Each entry is to be given again exactly; drop the images.

__Web page and app entries__:
**********

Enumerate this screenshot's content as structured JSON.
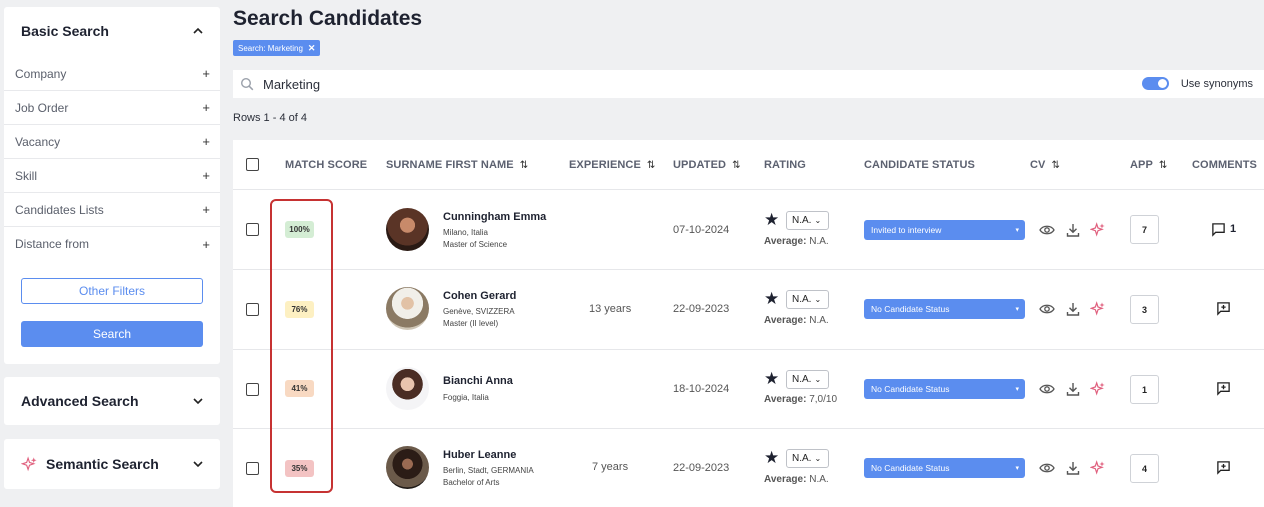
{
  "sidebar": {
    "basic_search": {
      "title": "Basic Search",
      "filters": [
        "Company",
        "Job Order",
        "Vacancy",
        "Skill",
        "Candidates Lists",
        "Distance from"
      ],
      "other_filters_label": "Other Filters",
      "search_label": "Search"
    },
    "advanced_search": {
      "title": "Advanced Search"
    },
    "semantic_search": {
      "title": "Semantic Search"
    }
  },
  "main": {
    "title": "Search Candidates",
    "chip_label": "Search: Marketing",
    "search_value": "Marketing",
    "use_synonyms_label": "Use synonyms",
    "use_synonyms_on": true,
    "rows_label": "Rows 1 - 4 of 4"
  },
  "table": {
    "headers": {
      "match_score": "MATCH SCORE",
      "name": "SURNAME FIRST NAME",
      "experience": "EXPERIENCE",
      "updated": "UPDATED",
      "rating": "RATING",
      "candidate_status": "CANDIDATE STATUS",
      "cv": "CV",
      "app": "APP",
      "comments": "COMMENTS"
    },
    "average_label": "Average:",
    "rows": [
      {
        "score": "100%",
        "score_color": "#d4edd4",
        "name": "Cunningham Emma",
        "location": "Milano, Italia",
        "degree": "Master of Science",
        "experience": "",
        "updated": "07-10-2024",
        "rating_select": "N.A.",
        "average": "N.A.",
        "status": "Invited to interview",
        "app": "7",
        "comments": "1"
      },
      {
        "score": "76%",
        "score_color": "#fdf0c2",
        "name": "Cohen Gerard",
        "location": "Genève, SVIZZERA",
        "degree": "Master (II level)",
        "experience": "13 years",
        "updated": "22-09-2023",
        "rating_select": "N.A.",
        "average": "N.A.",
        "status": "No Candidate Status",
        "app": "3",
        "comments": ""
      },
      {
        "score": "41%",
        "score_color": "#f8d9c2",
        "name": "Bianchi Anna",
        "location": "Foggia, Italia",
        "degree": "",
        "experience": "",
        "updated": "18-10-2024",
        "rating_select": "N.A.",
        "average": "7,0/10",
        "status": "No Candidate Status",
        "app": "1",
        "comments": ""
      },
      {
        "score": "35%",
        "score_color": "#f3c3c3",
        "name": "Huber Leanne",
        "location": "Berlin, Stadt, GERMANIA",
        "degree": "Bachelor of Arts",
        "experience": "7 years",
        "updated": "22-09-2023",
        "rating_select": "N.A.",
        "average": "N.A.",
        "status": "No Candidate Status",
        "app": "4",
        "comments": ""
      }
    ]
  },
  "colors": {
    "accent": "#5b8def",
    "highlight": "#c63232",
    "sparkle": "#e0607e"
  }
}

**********

__Written solution__:
Enumerate this screenshot's content as structured JSON.
{
  "sidebar": {
    "basic_search": {
      "title": "Basic Search",
      "filters": [
        "Company",
        "Job Order",
        "Vacancy",
        "Skill",
        "Candidates Lists",
        "Distance from"
      ],
      "other_filters_label": "Other Filters",
      "search_label": "Search"
    },
    "advanced_search": {
      "title": "Advanced Search"
    },
    "semantic_search": {
      "title": "Semantic Search"
    }
  },
  "main": {
    "title": "Search Candidates",
    "chip_label": "Search: Marketing",
    "search_value": "Marketing",
    "use_synonyms_label": "Use synonyms",
    "use_synonyms_on": true,
    "rows_label": "Rows 1 - 4 of 4"
  },
  "table": {
    "headers": {
      "match_score": "MATCH SCORE",
      "name": "SURNAME FIRST NAME",
      "experience": "EXPERIENCE",
      "updated": "UPDATED",
      "rating": "RATING",
      "candidate_status": "CANDIDATE STATUS",
      "cv": "CV",
      "app": "APP",
      "comments": "COMMENTS"
    },
    "average_label": "Average:",
    "rows": [
      {
        "score": "100%",
        "score_color": "#d4edd4",
        "name": "Cunningham Emma",
        "location": "Milano, Italia",
        "degree": "Master of Science",
        "experience": "",
        "updated": "07-10-2024",
        "rating_select": "N.A.",
        "average": "N.A.",
        "status": "Invited to interview",
        "app": "7",
        "comments": "1"
      },
      {
        "score": "76%",
        "score_color": "#fdf0c2",
        "name": "Cohen Gerard",
        "location": "Genève, SVIZZERA",
        "degree": "Master (II level)",
        "experience": "13 years",
        "updated": "22-09-2023",
        "rating_select": "N.A.",
        "average": "N.A.",
        "status": "No Candidate Status",
        "app": "3",
        "comments": ""
      },
      {
        "score": "41%",
        "score_color": "#f8d9c2",
        "name": "Bianchi Anna",
        "location": "Foggia, Italia",
        "degree": "",
        "experience": "",
        "updated": "18-10-2024",
        "rating_select": "N.A.",
        "average": "7,0/10",
        "status": "No Candidate Status",
        "app": "1",
        "comments": ""
      },
      {
        "score": "35%",
        "score_color": "#f3c3c3",
        "name": "Huber Leanne",
        "location": "Berlin, Stadt, GERMANIA",
        "degree": "Bachelor of Arts",
        "experience": "7 years",
        "updated": "22-09-2023",
        "rating_select": "N.A.",
        "average": "N.A.",
        "status": "No Candidate Status",
        "app": "4",
        "comments": ""
      }
    ]
  },
  "colors": {
    "accent": "#5b8def",
    "highlight": "#c63232",
    "sparkle": "#e0607e"
  }
}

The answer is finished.